At the start of the Nineties Aldershot Football Club was sinking deeper into financial turmoil after appalling management from a succession of directors at the club. With debts totalling over £1.2m, Aldershot Football Club was formally wound up in the High Court in March 1992 and ceased all fixtures in mid season, the first club since Accrington Stanley in 1962. The badge disappeared with the sad demise of the club. From the ashes of the disaster rose Aldershot Town FC in 1992. Formed by a committee of fans and local businessmen, the club relies almost entirely on the patronage of several thousand passionate and loyal fans, sponsorship and advertising. Quite apt then that the current crest of the club is a Phoenix rising from the flames.
Eleven years after their formation Aldershot Town reached the top flight of non-league football, having gained promotion to the Nationwide Conference. Starting in 1992 they began their new non-league life in the Isthmian Division 3 by winning the division in their first season, with crowds regularly over 2,000. Promotion was achieved again the following season, and with another step up the non-league ladder in 1998 when they were promoted to the premier section of the Isthmian League. Despite finishing runners-up in their second premier season, they had to wait a further three years before wining the Isthmian League championship and gaining a move to the ‘5th level’ of English football.
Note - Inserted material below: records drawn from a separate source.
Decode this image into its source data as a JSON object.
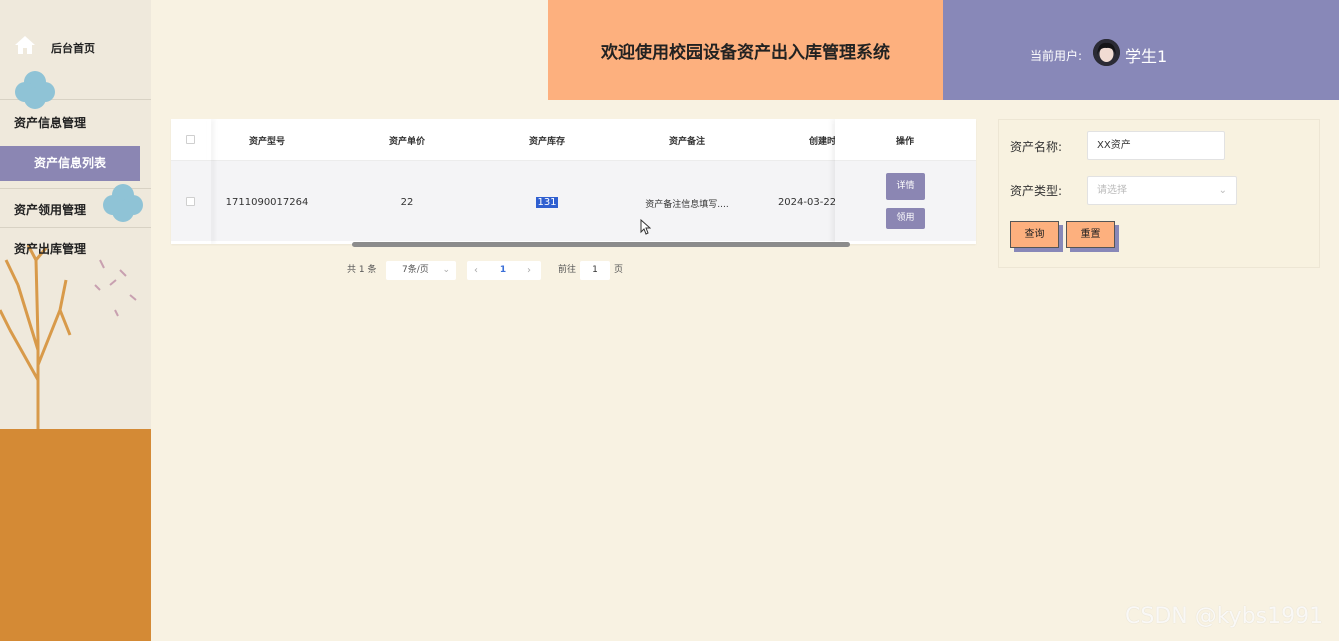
{
  "sidebar": {
    "home_label": "后台首页",
    "menu": [
      {
        "label": "资产信息管理"
      },
      {
        "label": "资产信息列表"
      },
      {
        "label": "资产领用管理"
      },
      {
        "label": "资产出库管理"
      }
    ]
  },
  "header": {
    "title": "欢迎使用校园设备资产出入库管理系统",
    "user_label": "当前用户:",
    "user_name": "学生1"
  },
  "table": {
    "columns": [
      "资产型号",
      "资产单价",
      "资产库存",
      "资产备注",
      "创建时间",
      "操作"
    ],
    "rows": [
      {
        "model": "1711090017264",
        "price": "22",
        "stock": "131",
        "remark": "资产备注信息填写....",
        "created": "2024-03-22",
        "actions": [
          "详情",
          "领用"
        ]
      }
    ]
  },
  "pagination": {
    "total": "共 1 条",
    "page_size": "7条/页",
    "current_page": "1",
    "goto_label": "前往",
    "goto_value": "1",
    "goto_unit": "页"
  },
  "search": {
    "name_label": "资产名称:",
    "name_value": "XX资产",
    "type_label": "资产类型:",
    "type_placeholder": "请选择",
    "query_label": "查询",
    "reset_label": "重置"
  },
  "watermark": "CSDN @kybs1991",
  "colors": {
    "accent_purple": "#8b86b3",
    "accent_orange": "#fdb07e",
    "sidebar_ground": "#d48a35",
    "background": "#f8f2e2"
  }
}
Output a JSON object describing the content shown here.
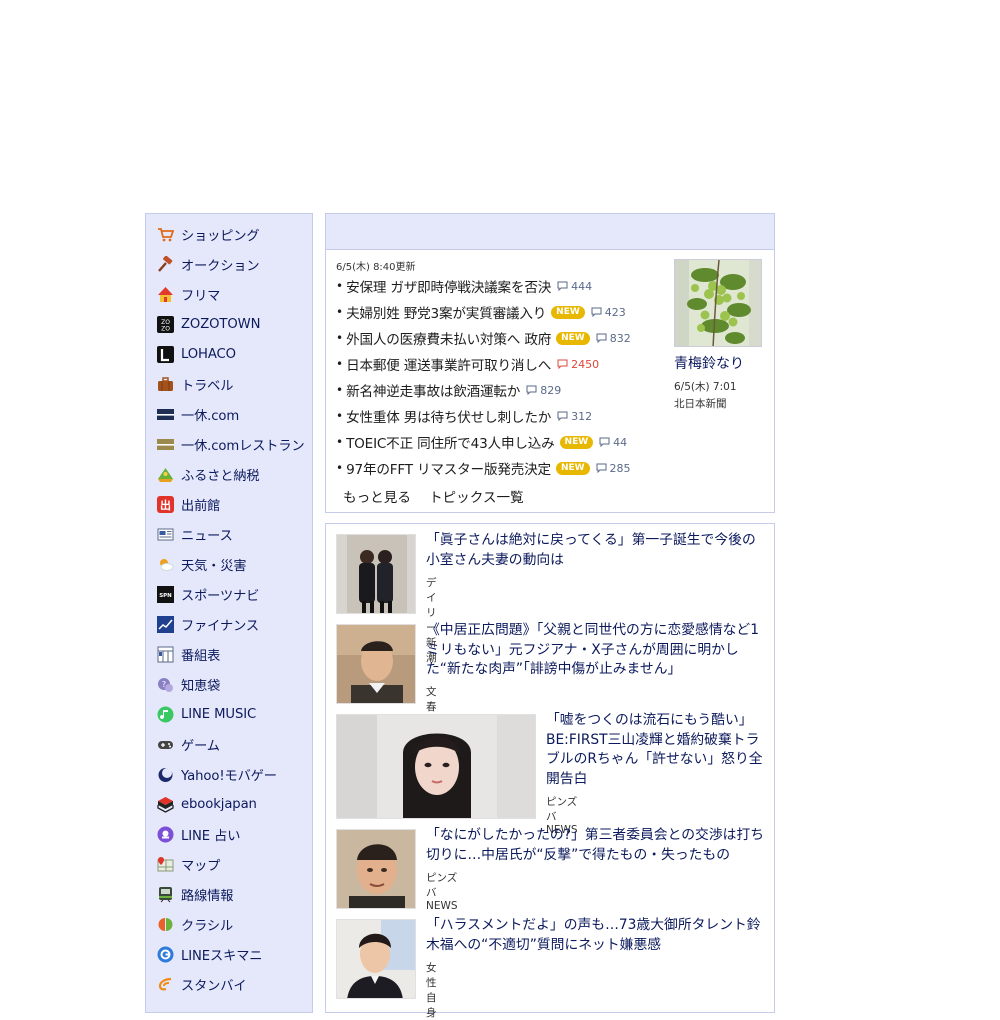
{
  "sidebar": {
    "items": [
      {
        "label": "ショッピング",
        "icon": "shopping-cart-icon"
      },
      {
        "label": "オークション",
        "icon": "auction-hammer-icon"
      },
      {
        "label": "フリマ",
        "icon": "flea-market-tent-icon"
      },
      {
        "label": "ZOZOTOWN",
        "icon": "zozotown-icon"
      },
      {
        "label": "LOHACO",
        "icon": "lohaco-icon"
      },
      {
        "label": "トラベル",
        "icon": "suitcase-icon"
      },
      {
        "label": "一休.com",
        "icon": "ikyu-icon"
      },
      {
        "label": "一休.comレストラン",
        "icon": "ikyu-restaurant-icon"
      },
      {
        "label": "ふるさと納税",
        "icon": "furusato-icon"
      },
      {
        "label": "出前館",
        "icon": "demaekan-icon"
      },
      {
        "label": "ニュース",
        "icon": "news-icon"
      },
      {
        "label": "天気・災害",
        "icon": "weather-icon"
      },
      {
        "label": "スポーツナビ",
        "icon": "sportsnavi-icon"
      },
      {
        "label": "ファイナンス",
        "icon": "finance-chart-icon"
      },
      {
        "label": "番組表",
        "icon": "tv-guide-icon"
      },
      {
        "label": "知恵袋",
        "icon": "chiebukuro-icon"
      },
      {
        "label": "LINE MUSIC",
        "icon": "line-music-icon"
      },
      {
        "label": "ゲーム",
        "icon": "gamepad-icon"
      },
      {
        "label": "Yahoo!モバゲー",
        "icon": "mobage-icon"
      },
      {
        "label": "ebookjapan",
        "icon": "ebook-icon"
      },
      {
        "label": "LINE 占い",
        "icon": "line-fortune-icon"
      },
      {
        "label": "マップ",
        "icon": "map-icon"
      },
      {
        "label": "路線情報",
        "icon": "train-icon"
      },
      {
        "label": "クラシル",
        "icon": "kurashiru-icon"
      },
      {
        "label": "LINEスキマニ",
        "icon": "line-skimani-icon"
      },
      {
        "label": "スタンバイ",
        "icon": "standby-icon"
      }
    ]
  },
  "topics": {
    "updated": "6/5(木) 8:40更新",
    "items": [
      {
        "title": "安保理 ガザ即時停戦決議案を否決",
        "new": false,
        "comments": "444",
        "hot": false
      },
      {
        "title": "夫婦別姓 野党3案が実質審議入り",
        "new": true,
        "comments": "423",
        "hot": false
      },
      {
        "title": "外国人の医療費未払い対策へ 政府",
        "new": true,
        "comments": "832",
        "hot": false
      },
      {
        "title": "日本郵便 運送事業許可取り消しへ",
        "new": false,
        "comments": "2450",
        "hot": true
      },
      {
        "title": "新名神逆走事故は飲酒運転か",
        "new": false,
        "comments": "829",
        "hot": false
      },
      {
        "title": "女性重体 男は待ち伏せし刺したか",
        "new": false,
        "comments": "312",
        "hot": false
      },
      {
        "title": "TOEIC不正 同住所で43人申し込み",
        "new": true,
        "comments": "44",
        "hot": false
      },
      {
        "title": "97年のFFT リマスター版発売決定",
        "new": true,
        "comments": "285",
        "hot": false
      }
    ],
    "new_label": "NEW",
    "more_label": "もっと見る",
    "list_label": "トピックス一覧",
    "photo": {
      "caption": "青梅鈴なり",
      "date": "6/5(木) 7:01",
      "source": "北日本新聞"
    }
  },
  "articles": [
    {
      "title": "「眞子さんは絶対に戻ってくる」第一子誕生で今後の小室さん夫妻の動向は",
      "source": "デイリー新潮"
    },
    {
      "title": "《中居正広問題》「父親と同世代の方に恋愛感情など1ミリもない」元フジアナ・X子さんが周囲に明かした“新たな肉声”「誹謗中傷が止みません」",
      "source": "文春オンライン"
    },
    {
      "title": "「嘘をつくのは流石にもう酷い」BE:FIRST三山凌輝と婚約破棄トラブルのRちゃん「許せない」怒り全開告白",
      "source": "ピンズバNEWS"
    },
    {
      "title": "「なにがしたかったの?」第三者委員会との交渉は打ち切りに…中居氏が“反撃”で得たもの・失ったもの",
      "source": "ピンズバNEWS"
    },
    {
      "title": "「ハラスメントだよ」の声も…73歳大御所タレント鈴木福への“不適切”質問にネット嫌悪感",
      "source": "女性自身"
    }
  ],
  "colors": {
    "accent": "#0c1a5c",
    "panel_bg": "#e5e8fb",
    "new_badge": "#e8b800",
    "hot_comment": "#e0483c"
  }
}
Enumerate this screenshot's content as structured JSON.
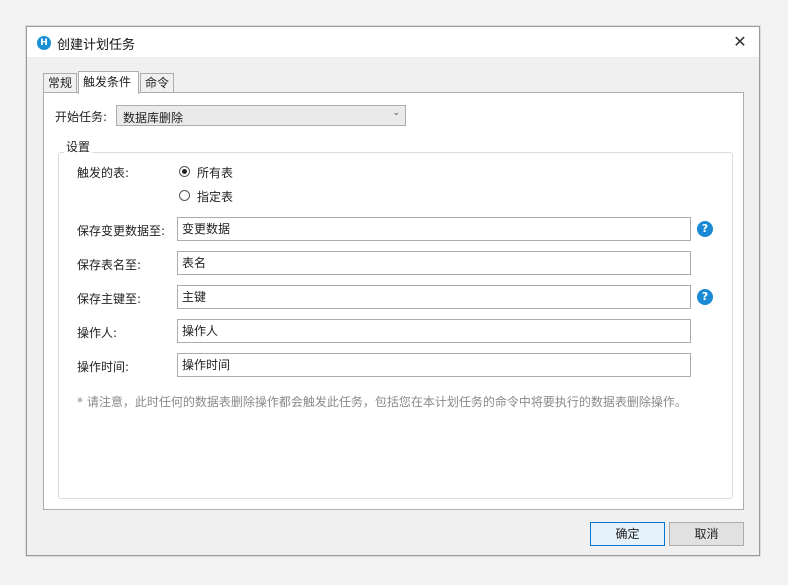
{
  "window": {
    "title": "创建计划任务",
    "app_icon": "H"
  },
  "close_glyph": "✕",
  "tabs": [
    {
      "label": "常规"
    },
    {
      "label": "触发条件"
    },
    {
      "label": "命令"
    }
  ],
  "start_task": {
    "label": "开始任务:",
    "value": "数据库删除",
    "arrow": "⌄"
  },
  "settings": {
    "title": "设置",
    "trigger_label": "触发的表:",
    "radio_all": "所有表",
    "radio_specific": "指定表",
    "radio_selected": "所有表"
  },
  "fields": {
    "save_changed_data": {
      "label": "保存变更数据至:",
      "value": "变更数据"
    },
    "save_table_name": {
      "label": "保存表名至:",
      "value": "表名"
    },
    "save_primary_key": {
      "label": "保存主键至:",
      "value": "主键"
    },
    "operator": {
      "label": "操作人:",
      "value": "操作人"
    },
    "operation_time": {
      "label": "操作时间:",
      "value": "操作时间"
    }
  },
  "help_glyph": "?",
  "note": "* 请注意，此时任何的数据表删除操作都会触发此任务，包括您在本计划任务的命令中将要执行的数据表删除操作。",
  "buttons": {
    "ok": "确定",
    "cancel": "取消"
  },
  "colors": {
    "accent": "#0078d7",
    "help_icon": "#1b8ad4",
    "note_text": "#8a8a8a"
  }
}
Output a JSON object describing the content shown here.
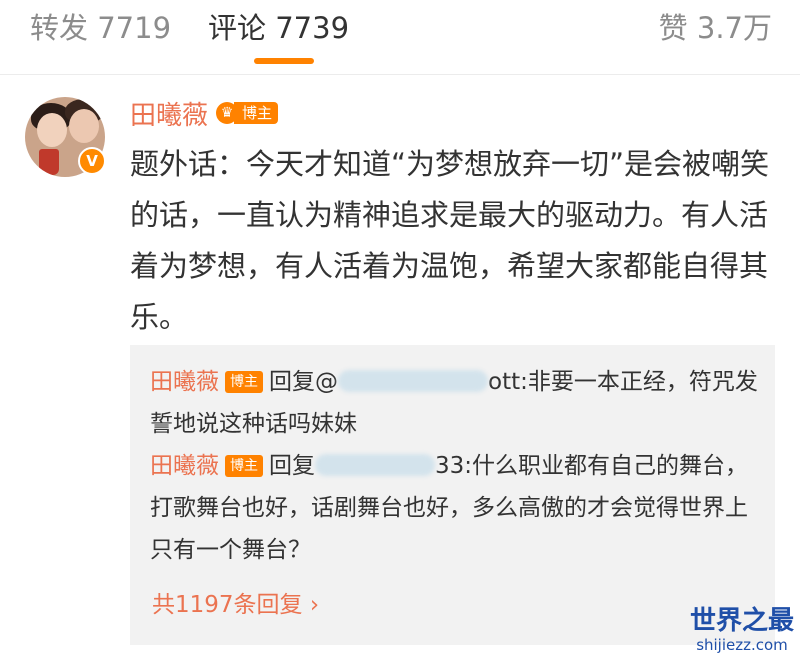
{
  "tabs": {
    "repost": "转发 7719",
    "comment": "评论 7739",
    "like": "赞 3.7万"
  },
  "comment": {
    "author": "田曦薇",
    "badge_label": "博主",
    "text": "题外话：今天才知道“为梦想放弃一切”是会被嘲笑的话，一直认为精神追求是最大的驱动力。有人活着为梦想，有人活着为温饱，希望大家都能自得其乐。"
  },
  "replies": [
    {
      "author": "田曦薇",
      "badge_label": "博主",
      "prefix": "回复@",
      "suffix": "ott:非要一本正经，符咒发誓地说这种话吗妹妹"
    },
    {
      "author": "田曦薇",
      "badge_label": "博主",
      "prefix": "回复",
      "suffix": "33:什么职业都有自己的舞台，打歌舞台也好，话剧舞台也好，多么高傲的才会觉得世界上只有一个舞台？"
    }
  ],
  "reply_count": "共1197条回复 ›",
  "watermark": {
    "title": "世界之最",
    "domain": "shijiezz.com"
  },
  "colors": {
    "accent": "#ff8200",
    "name": "#eb7350",
    "reply_bg": "#f2f2f2"
  },
  "icons": {
    "crown": "crown-icon",
    "verified": "verified-v-icon",
    "chevron": "chevron-right-icon"
  }
}
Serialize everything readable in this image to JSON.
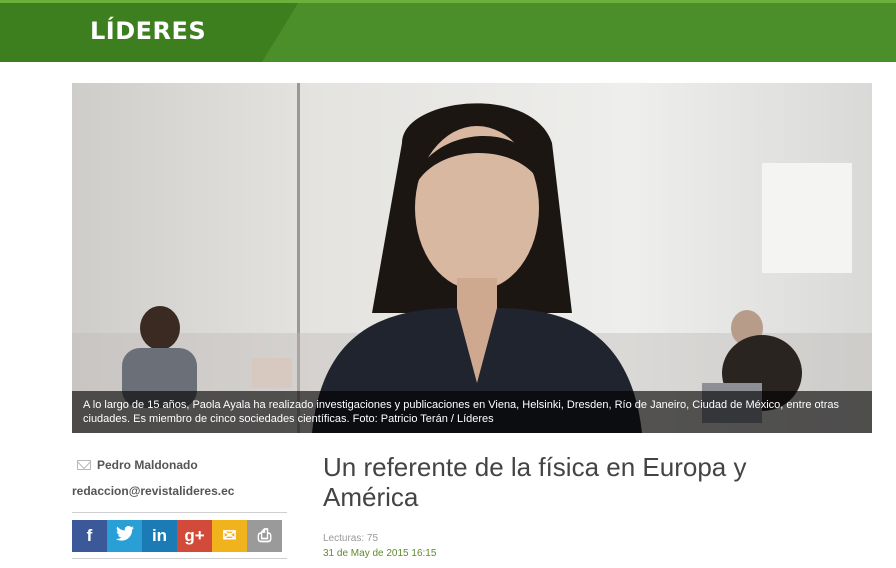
{
  "header": {
    "logo": "LÍDERES"
  },
  "photo": {
    "caption": "A lo largo de 15 años, Paola Ayala ha realizado investigaciones y publicaciones en Viena, Helsinki, Dresden, Río de Janeiro, Ciudad de México, entre otras ciudades. Es miembro de cinco sociedades científicas. Foto: Patricio Terán / Líderes"
  },
  "author": {
    "name": "Pedro Maldonado",
    "email": "redaccion@revistalideres.ec",
    "icon": "mail-icon"
  },
  "share": [
    {
      "name": "facebook",
      "glyph": "f",
      "color": "#3b5998"
    },
    {
      "name": "twitter",
      "glyph": "🐦",
      "color": "#2a9fd6"
    },
    {
      "name": "linkedin",
      "glyph": "in",
      "color": "#1b7cb5"
    },
    {
      "name": "googleplus",
      "glyph": "g+",
      "color": "#d24a3a"
    },
    {
      "name": "email",
      "glyph": "✉",
      "color": "#f0b21d"
    },
    {
      "name": "print",
      "glyph": "⎙",
      "color": "#9a9a9a"
    }
  ],
  "article": {
    "title": "Un referente de la física en Europa y América",
    "reads": "Lecturas: 75",
    "date": "31 de May de 2015 16:15"
  }
}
It was fitting that their first match back in a national league was against Accrington Stanley, who like Aldershot Town are making their way back up the footballing pyramid.